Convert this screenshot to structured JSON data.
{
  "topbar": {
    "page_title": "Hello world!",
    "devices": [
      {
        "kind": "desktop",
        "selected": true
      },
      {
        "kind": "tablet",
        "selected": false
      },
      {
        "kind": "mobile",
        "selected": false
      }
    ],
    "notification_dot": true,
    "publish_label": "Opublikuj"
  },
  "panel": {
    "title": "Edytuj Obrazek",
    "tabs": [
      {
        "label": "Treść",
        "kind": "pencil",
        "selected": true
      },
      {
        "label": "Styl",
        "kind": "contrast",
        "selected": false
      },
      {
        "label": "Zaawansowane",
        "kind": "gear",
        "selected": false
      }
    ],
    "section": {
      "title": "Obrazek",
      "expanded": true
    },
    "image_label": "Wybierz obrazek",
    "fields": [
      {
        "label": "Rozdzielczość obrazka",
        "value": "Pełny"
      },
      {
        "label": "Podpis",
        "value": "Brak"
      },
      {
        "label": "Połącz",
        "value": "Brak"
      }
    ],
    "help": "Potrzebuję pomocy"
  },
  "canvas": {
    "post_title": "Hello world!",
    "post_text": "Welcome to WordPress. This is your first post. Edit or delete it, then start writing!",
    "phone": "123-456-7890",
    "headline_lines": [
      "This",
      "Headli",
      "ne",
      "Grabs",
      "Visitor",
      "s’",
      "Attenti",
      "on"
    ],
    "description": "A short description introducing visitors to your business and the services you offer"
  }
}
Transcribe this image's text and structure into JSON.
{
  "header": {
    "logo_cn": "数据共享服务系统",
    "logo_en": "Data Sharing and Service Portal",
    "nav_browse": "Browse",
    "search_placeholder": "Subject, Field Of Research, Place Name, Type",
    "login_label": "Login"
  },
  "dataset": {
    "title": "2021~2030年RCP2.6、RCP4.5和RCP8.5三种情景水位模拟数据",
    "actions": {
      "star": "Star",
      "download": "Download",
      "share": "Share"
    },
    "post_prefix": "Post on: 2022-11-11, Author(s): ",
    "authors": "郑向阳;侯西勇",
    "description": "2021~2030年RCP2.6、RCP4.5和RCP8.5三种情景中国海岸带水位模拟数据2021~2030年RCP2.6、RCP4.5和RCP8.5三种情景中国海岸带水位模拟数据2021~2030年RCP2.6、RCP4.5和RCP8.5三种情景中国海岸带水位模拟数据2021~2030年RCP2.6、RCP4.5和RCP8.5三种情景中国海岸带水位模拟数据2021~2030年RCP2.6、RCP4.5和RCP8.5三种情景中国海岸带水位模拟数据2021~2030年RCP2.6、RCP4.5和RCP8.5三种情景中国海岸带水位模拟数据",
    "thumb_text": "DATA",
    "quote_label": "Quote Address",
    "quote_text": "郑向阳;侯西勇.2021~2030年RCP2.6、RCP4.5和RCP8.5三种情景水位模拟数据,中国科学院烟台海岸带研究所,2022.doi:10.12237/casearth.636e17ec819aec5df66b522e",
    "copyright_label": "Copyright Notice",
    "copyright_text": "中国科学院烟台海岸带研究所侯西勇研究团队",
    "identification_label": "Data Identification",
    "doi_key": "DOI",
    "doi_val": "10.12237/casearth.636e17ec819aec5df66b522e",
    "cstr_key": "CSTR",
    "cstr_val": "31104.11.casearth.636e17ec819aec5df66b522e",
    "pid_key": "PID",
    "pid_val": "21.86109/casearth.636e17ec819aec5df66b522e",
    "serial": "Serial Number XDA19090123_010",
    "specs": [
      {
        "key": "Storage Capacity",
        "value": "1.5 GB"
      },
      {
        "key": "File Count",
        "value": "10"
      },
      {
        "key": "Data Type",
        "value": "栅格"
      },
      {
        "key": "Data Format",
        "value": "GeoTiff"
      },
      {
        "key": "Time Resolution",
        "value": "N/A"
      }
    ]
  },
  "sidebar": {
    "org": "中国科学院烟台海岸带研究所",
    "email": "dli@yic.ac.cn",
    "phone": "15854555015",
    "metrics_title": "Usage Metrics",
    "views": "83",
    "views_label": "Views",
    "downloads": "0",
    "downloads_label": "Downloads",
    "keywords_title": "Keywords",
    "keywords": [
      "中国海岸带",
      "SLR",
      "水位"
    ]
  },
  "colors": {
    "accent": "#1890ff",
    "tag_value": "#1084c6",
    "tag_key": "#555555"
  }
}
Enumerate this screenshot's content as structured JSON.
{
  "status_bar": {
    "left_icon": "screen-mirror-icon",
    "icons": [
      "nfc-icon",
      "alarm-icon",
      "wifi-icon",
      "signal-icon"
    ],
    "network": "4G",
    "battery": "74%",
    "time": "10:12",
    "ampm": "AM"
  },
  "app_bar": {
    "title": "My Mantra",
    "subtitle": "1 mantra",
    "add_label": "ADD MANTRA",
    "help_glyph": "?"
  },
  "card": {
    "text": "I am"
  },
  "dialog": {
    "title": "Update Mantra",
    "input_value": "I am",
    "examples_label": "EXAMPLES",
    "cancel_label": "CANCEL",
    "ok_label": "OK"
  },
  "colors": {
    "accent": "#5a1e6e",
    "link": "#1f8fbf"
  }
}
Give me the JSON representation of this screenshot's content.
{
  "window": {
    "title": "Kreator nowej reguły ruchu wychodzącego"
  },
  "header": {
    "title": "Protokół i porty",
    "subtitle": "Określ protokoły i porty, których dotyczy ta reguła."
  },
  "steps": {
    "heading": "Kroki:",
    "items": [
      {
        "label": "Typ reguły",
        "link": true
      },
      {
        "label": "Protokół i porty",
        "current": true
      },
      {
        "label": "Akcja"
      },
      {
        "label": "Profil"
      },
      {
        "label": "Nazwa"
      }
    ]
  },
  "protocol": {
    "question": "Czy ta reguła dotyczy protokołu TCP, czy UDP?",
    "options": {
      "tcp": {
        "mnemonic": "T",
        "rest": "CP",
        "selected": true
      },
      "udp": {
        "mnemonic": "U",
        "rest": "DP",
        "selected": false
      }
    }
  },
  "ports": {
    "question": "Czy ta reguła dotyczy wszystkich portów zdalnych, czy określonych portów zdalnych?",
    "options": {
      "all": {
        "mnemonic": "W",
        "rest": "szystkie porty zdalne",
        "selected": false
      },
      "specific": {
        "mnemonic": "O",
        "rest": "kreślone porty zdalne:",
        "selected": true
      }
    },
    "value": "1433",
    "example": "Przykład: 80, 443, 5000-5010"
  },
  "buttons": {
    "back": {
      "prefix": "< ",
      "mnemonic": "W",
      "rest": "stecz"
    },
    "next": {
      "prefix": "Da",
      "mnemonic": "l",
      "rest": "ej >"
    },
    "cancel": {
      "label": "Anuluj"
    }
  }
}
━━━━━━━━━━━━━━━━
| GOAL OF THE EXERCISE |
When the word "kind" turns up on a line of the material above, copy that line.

| TASK RESPONSE |
        "kind": "desktop",
        "kind": "tablet",
        "kind": "mobile",
        "kind": "pencil",
        "kind": "contrast",
        "kind": "gear",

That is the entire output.